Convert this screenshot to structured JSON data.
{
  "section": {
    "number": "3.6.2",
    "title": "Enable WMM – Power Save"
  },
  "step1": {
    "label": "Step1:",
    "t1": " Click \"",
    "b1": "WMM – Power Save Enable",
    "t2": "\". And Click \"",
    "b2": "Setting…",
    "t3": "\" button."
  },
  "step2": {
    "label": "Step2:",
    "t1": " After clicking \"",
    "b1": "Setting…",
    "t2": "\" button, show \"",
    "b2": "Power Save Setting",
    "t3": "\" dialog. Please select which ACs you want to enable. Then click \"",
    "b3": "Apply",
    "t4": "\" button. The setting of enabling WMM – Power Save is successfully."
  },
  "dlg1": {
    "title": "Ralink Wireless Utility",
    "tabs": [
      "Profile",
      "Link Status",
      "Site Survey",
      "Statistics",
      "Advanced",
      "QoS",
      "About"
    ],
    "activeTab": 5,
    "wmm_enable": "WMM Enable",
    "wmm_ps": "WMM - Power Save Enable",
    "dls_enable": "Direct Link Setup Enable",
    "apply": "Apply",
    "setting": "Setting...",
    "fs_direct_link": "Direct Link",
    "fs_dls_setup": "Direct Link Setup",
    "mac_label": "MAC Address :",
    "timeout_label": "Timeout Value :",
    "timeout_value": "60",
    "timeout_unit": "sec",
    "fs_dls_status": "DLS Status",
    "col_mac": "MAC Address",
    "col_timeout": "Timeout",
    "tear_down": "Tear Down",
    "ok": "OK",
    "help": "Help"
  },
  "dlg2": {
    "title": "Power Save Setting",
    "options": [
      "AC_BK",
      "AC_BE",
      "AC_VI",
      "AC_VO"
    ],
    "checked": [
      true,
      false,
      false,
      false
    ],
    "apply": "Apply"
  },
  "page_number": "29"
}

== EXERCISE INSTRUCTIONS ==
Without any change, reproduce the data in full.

== ANSWER BELOW ==
Convert this screenshot to structured JSON data.
{
  "section": {
    "number": "3.6.2",
    "title": "Enable WMM – Power Save"
  },
  "step1": {
    "label": "Step1:",
    "t1": " Click \"",
    "b1": "WMM – Power Save Enable",
    "t2": "\". And Click \"",
    "b2": "Setting…",
    "t3": "\" button."
  },
  "step2": {
    "label": "Step2:",
    "t1": " After clicking \"",
    "b1": "Setting…",
    "t2": "\" button, show \"",
    "b2": "Power Save Setting",
    "t3": "\" dialog. Please select which ACs you want to enable. Then click \"",
    "b3": "Apply",
    "t4": "\" button. The setting of enabling WMM – Power Save is successfully."
  },
  "dlg1": {
    "title": "Ralink Wireless Utility",
    "tabs": [
      "Profile",
      "Link Status",
      "Site Survey",
      "Statistics",
      "Advanced",
      "QoS",
      "About"
    ],
    "activeTab": 5,
    "wmm_enable": "WMM Enable",
    "wmm_ps": "WMM - Power Save Enable",
    "dls_enable": "Direct Link Setup Enable",
    "apply": "Apply",
    "setting": "Setting...",
    "fs_direct_link": "Direct Link",
    "fs_dls_setup": "Direct Link Setup",
    "mac_label": "MAC Address :",
    "timeout_label": "Timeout Value :",
    "timeout_value": "60",
    "timeout_unit": "sec",
    "fs_dls_status": "DLS Status",
    "col_mac": "MAC Address",
    "col_timeout": "Timeout",
    "tear_down": "Tear Down",
    "ok": "OK",
    "help": "Help"
  },
  "dlg2": {
    "title": "Power Save Setting",
    "options": [
      "AC_BK",
      "AC_BE",
      "AC_VI",
      "AC_VO"
    ],
    "checked": [
      true,
      false,
      false,
      false
    ],
    "apply": "Apply"
  },
  "page_number": "29"
}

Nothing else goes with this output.